Buy/Sell Tax: The Crypto Toll Booth
Lastly, let's delve into the realm of "buy/sell tax." Picture it like a toll booth on the crypto highway. It's like a tax levied by some tokens, especially meme tokens like $sharbi.Every time you trade, there's a 5% tax applied on the top of your transaction. 4% of that tax is redistributed back to all token holders in the form of USDC, a stablecoin. It's like getting a passive income for just hodling. The remaining 1% from the tax? It goes straight into the liquidity pool, helping to ensure the market remains liquid, that there are enough coins for buyers and sellers. It's like pouring more water into the pool so everyone can keep swimming.
Remember, slippage and buy/sell tax aren't identical twins. Slippage happens due to the volatile market conditions, while the buy/sell tax is a fixed fee specific to certain tokens. It's like slippage is the weather - sometimes unpredictable, and the buy/sell tax is your regular commute cost - set and constant.
Gas Prices: Fueling Your Crypto Transactions
Before we wrap this up, let's not forget the important role "gas prices" play in your crypto journey. If you've ever made a transaction on the Ethereum network or similar blockchains, you've likely encountered gas prices. This isn't about petrol for your ride, but it fuels your transactions on the blockchain.
Gas prices are essentially the transaction fees you pay miners to include your transaction in the blockchain.

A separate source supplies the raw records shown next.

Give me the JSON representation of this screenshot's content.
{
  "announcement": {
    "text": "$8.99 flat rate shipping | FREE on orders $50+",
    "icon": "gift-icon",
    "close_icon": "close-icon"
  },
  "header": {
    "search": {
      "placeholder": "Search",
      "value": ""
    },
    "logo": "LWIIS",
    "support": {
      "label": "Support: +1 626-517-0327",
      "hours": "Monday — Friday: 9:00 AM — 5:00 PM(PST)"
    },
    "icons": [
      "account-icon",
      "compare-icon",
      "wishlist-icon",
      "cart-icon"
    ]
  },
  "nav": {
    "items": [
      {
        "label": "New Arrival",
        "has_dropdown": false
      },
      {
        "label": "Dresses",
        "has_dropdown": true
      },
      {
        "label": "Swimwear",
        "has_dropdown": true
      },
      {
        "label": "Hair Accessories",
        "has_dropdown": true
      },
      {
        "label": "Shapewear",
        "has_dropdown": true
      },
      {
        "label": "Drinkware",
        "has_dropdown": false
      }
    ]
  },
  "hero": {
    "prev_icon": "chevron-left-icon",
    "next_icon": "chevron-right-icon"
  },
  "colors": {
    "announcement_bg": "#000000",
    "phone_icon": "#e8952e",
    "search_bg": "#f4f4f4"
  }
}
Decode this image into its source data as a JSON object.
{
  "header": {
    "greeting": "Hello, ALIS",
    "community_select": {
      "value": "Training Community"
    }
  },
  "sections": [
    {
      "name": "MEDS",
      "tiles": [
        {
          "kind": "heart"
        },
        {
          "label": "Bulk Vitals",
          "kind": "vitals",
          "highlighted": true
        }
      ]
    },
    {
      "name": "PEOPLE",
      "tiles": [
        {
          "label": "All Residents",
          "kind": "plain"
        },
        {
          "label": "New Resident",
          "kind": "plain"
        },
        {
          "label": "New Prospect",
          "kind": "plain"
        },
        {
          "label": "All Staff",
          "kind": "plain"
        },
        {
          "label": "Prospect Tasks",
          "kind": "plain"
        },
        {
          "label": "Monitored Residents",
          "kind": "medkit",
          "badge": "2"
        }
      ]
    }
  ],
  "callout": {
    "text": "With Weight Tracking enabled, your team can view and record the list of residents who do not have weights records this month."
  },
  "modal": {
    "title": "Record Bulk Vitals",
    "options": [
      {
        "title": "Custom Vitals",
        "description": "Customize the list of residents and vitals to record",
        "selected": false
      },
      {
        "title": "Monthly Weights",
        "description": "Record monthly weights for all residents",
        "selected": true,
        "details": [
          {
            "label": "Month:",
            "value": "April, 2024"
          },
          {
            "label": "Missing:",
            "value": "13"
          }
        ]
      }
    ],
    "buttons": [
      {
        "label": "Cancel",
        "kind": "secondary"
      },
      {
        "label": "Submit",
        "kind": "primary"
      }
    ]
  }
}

Imagine it like a postage stamp on a letter, the price you pay for the mailman to deliver your message. In times of high network congestion, when everyone's sending letters at once, you might need to pay more (higher gas price) to get your transaction (letter) delivered faster.
Just like with slippage and buy/sell tax, gas prices are part of the game in crypto trading. They can vary based on network congestion, and they're an important consideration when making trades, especially when dealing with smaller transaction amounts.
Conclusion: Speaking Crypto Fluent
To wrap it up, my fellow crypto warriors, understanding these terms will help you traverse the complex landscape of crypto trading. Market cap gives you a snapshot of a token's total worth, while circulating supply tells you how much of a token is out there in the world. Verified market cap provides a more accurate value perspective, taking into account only the tokens in circulation. Slippage is a little pesky thing that could change the final price of your trades, gas prices are the fuel that keeps your transactions moving, and buy/sell tax is an extra fee some tokens charge when you trade them.
So keep HODLing, keep learning, and keep pushing the boundaries. Welcome to the crypto-verse! Peace out! Quiz time: Crypto Lingo?